**Data records:**
>>>
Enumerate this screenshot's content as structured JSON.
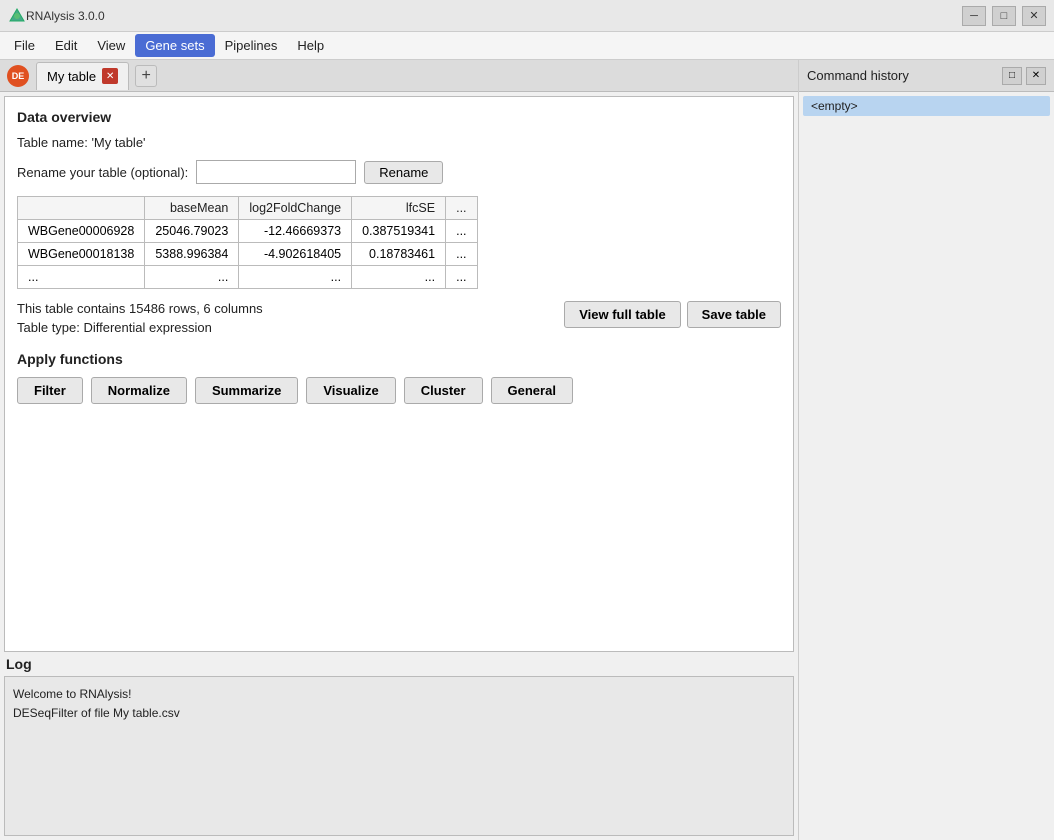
{
  "titleBar": {
    "title": "RNAlysis 3.0.0",
    "minimize": "─",
    "maximize": "□",
    "close": "✕"
  },
  "menuBar": {
    "items": [
      {
        "label": "File",
        "active": false
      },
      {
        "label": "Edit",
        "active": false
      },
      {
        "label": "View",
        "active": false
      },
      {
        "label": "Gene sets",
        "active": true
      },
      {
        "label": "Pipelines",
        "active": false
      },
      {
        "label": "Help",
        "active": false
      }
    ]
  },
  "tabBar": {
    "tabLabel": "My table",
    "addBtn": "+",
    "closeBtn": "✕"
  },
  "dataOverview": {
    "sectionTitle": "Data overview",
    "tableNameLabel": "Table name: ",
    "tableNameValue": "'My table'",
    "renameLabel": "Rename your table (optional):",
    "renamePlaceholder": "",
    "renameBtn": "Rename",
    "tableColumns": [
      "",
      "baseMean",
      "log2FoldChange",
      "lfcSE",
      "..."
    ],
    "tableRows": [
      [
        "WBGene00006928",
        "25046.79023",
        "-12.46669373",
        "0.387519341",
        "..."
      ],
      [
        "WBGene00018138",
        "5388.996384",
        "-4.902618405",
        "0.18783461",
        "..."
      ],
      [
        "...",
        "...",
        "...",
        "...",
        "..."
      ]
    ],
    "statsLine1": "This table contains 15486 rows, 6 columns",
    "statsLine2": "Table type: Differential expression",
    "viewFullTableBtn": "View full table",
    "saveTableBtn": "Save table"
  },
  "applyFunctions": {
    "sectionTitle": "Apply functions",
    "buttons": [
      {
        "label": "Filter"
      },
      {
        "label": "Normalize"
      },
      {
        "label": "Summarize"
      },
      {
        "label": "Visualize"
      },
      {
        "label": "Cluster"
      },
      {
        "label": "General"
      }
    ]
  },
  "log": {
    "title": "Log",
    "lines": [
      "Welcome to RNAlysis!",
      "DESeqFilter of file My table.csv"
    ]
  },
  "commandHistory": {
    "title": "Command history",
    "emptyLabel": "<empty>",
    "pinBtn": "□",
    "closeBtn": "✕"
  }
}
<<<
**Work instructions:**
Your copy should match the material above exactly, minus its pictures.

**Answer space:**
Enumerate this screenshot's content as structured JSON.
{
  "titleBar": {
    "title": "RNAlysis 3.0.0",
    "minimize": "─",
    "maximize": "□",
    "close": "✕"
  },
  "menuBar": {
    "items": [
      {
        "label": "File",
        "active": false
      },
      {
        "label": "Edit",
        "active": false
      },
      {
        "label": "View",
        "active": false
      },
      {
        "label": "Gene sets",
        "active": true
      },
      {
        "label": "Pipelines",
        "active": false
      },
      {
        "label": "Help",
        "active": false
      }
    ]
  },
  "tabBar": {
    "tabLabel": "My table",
    "addBtn": "+",
    "closeBtn": "✕"
  },
  "dataOverview": {
    "sectionTitle": "Data overview",
    "tableNameLabel": "Table name: ",
    "tableNameValue": "'My table'",
    "renameLabel": "Rename your table (optional):",
    "renamePlaceholder": "",
    "renameBtn": "Rename",
    "tableColumns": [
      "",
      "baseMean",
      "log2FoldChange",
      "lfcSE",
      "..."
    ],
    "tableRows": [
      [
        "WBGene00006928",
        "25046.79023",
        "-12.46669373",
        "0.387519341",
        "..."
      ],
      [
        "WBGene00018138",
        "5388.996384",
        "-4.902618405",
        "0.18783461",
        "..."
      ],
      [
        "...",
        "...",
        "...",
        "...",
        "..."
      ]
    ],
    "statsLine1": "This table contains 15486 rows, 6 columns",
    "statsLine2": "Table type: Differential expression",
    "viewFullTableBtn": "View full table",
    "saveTableBtn": "Save table"
  },
  "applyFunctions": {
    "sectionTitle": "Apply functions",
    "buttons": [
      {
        "label": "Filter"
      },
      {
        "label": "Normalize"
      },
      {
        "label": "Summarize"
      },
      {
        "label": "Visualize"
      },
      {
        "label": "Cluster"
      },
      {
        "label": "General"
      }
    ]
  },
  "log": {
    "title": "Log",
    "lines": [
      "Welcome to RNAlysis!",
      "DESeqFilter of file My table.csv"
    ]
  },
  "commandHistory": {
    "title": "Command history",
    "emptyLabel": "<empty>",
    "pinBtn": "□",
    "closeBtn": "✕"
  }
}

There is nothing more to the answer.